EXERCISE DESCRIPTION: The expected answer is every line of the material that contains the word "this".

TASK INPUT:
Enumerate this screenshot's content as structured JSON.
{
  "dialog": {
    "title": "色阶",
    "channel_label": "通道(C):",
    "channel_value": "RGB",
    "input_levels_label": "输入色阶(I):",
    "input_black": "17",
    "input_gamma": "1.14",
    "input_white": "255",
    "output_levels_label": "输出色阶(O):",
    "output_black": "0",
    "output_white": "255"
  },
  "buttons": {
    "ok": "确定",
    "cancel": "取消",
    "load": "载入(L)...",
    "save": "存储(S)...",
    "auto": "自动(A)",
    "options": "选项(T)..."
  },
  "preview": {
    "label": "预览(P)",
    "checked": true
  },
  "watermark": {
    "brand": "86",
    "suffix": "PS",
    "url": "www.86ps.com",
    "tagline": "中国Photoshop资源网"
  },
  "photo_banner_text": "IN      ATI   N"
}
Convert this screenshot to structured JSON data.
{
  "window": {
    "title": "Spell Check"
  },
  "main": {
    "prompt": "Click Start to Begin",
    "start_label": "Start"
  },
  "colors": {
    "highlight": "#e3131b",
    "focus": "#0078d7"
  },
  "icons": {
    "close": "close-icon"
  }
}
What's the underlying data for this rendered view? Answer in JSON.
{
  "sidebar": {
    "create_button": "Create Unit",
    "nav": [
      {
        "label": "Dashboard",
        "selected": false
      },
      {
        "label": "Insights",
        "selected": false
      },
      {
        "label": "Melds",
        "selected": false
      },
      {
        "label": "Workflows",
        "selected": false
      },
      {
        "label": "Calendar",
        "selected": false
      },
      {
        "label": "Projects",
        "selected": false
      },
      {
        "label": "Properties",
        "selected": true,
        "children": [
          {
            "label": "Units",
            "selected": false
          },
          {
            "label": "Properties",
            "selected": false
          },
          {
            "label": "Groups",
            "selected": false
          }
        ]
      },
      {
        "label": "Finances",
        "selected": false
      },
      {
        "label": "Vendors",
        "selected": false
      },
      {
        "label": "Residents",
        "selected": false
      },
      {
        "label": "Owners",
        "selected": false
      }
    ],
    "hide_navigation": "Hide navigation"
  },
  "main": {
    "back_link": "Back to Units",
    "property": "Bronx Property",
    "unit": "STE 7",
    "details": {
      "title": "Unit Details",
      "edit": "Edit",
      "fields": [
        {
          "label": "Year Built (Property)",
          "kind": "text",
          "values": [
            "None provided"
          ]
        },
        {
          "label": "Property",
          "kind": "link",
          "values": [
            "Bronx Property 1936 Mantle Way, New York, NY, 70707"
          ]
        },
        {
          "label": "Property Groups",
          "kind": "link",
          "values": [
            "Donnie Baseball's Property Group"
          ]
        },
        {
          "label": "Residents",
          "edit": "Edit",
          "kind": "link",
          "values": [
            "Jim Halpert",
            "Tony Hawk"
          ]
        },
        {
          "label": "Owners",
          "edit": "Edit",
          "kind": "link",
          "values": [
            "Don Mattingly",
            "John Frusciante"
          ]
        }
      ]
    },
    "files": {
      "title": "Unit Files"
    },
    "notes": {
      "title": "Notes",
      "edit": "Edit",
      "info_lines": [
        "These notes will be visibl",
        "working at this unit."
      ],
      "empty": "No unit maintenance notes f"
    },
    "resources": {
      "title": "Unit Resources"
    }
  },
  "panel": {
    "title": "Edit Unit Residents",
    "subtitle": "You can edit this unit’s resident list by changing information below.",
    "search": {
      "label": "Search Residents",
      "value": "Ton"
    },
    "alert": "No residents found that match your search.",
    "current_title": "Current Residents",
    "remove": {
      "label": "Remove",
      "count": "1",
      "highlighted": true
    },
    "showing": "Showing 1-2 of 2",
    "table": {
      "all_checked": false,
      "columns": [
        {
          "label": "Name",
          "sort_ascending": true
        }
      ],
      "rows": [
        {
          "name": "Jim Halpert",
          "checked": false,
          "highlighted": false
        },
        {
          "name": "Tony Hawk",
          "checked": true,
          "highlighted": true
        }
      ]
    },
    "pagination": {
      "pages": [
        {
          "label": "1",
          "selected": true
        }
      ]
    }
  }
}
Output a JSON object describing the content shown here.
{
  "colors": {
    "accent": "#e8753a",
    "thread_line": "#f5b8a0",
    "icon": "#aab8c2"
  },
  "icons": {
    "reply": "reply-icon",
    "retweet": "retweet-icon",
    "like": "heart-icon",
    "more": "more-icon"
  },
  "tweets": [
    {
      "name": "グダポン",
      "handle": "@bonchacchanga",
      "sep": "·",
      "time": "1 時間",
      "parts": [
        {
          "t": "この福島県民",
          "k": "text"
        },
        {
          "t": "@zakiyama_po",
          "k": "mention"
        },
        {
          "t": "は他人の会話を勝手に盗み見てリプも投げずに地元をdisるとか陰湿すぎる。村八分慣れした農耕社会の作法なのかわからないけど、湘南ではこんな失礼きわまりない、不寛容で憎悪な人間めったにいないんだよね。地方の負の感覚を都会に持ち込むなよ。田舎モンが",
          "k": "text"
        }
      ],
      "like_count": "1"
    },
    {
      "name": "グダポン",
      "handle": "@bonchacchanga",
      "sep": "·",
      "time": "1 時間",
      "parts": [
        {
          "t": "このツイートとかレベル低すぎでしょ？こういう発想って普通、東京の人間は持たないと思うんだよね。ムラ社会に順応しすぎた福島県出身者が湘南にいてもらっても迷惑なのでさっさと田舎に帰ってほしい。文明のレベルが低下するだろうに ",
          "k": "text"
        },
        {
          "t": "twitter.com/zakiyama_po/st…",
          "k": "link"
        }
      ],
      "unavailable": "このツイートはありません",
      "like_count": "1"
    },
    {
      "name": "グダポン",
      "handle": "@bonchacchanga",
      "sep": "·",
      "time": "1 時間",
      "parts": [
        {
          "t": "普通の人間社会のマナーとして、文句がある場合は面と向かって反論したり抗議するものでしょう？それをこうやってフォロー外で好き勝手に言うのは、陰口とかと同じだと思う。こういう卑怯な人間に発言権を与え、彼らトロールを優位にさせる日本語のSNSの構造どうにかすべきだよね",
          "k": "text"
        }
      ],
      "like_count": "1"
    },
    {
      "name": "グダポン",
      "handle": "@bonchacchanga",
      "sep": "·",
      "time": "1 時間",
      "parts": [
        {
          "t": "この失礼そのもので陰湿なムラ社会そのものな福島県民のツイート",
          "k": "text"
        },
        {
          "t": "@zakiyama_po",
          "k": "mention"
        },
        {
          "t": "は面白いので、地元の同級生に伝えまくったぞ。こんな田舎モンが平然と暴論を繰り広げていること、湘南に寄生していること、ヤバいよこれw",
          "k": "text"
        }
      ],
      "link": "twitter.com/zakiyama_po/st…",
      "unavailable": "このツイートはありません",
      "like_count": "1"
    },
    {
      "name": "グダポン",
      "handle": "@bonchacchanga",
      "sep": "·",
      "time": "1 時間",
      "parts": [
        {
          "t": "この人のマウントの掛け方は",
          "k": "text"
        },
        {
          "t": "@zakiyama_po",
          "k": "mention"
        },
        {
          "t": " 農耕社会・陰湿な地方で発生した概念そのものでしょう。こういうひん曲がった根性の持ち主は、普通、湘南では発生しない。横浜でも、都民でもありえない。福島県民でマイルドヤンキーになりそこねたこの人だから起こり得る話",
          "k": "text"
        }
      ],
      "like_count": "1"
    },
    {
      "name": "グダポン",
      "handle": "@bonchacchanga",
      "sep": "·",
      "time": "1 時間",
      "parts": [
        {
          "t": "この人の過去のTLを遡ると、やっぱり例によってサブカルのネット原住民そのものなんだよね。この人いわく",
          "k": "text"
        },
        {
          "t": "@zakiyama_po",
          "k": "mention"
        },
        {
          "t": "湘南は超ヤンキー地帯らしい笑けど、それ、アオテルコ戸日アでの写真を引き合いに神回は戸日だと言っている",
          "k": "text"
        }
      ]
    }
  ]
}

TASK RESPONSE:
Enumerate this screenshot's content as structured JSON.
Convert this screenshot to structured JSON data.
What's the underlying data for this rendered view? Answer in JSON.
        "working at this unit."
    "subtitle": "You can edit this unit’s resident list by changing information below.",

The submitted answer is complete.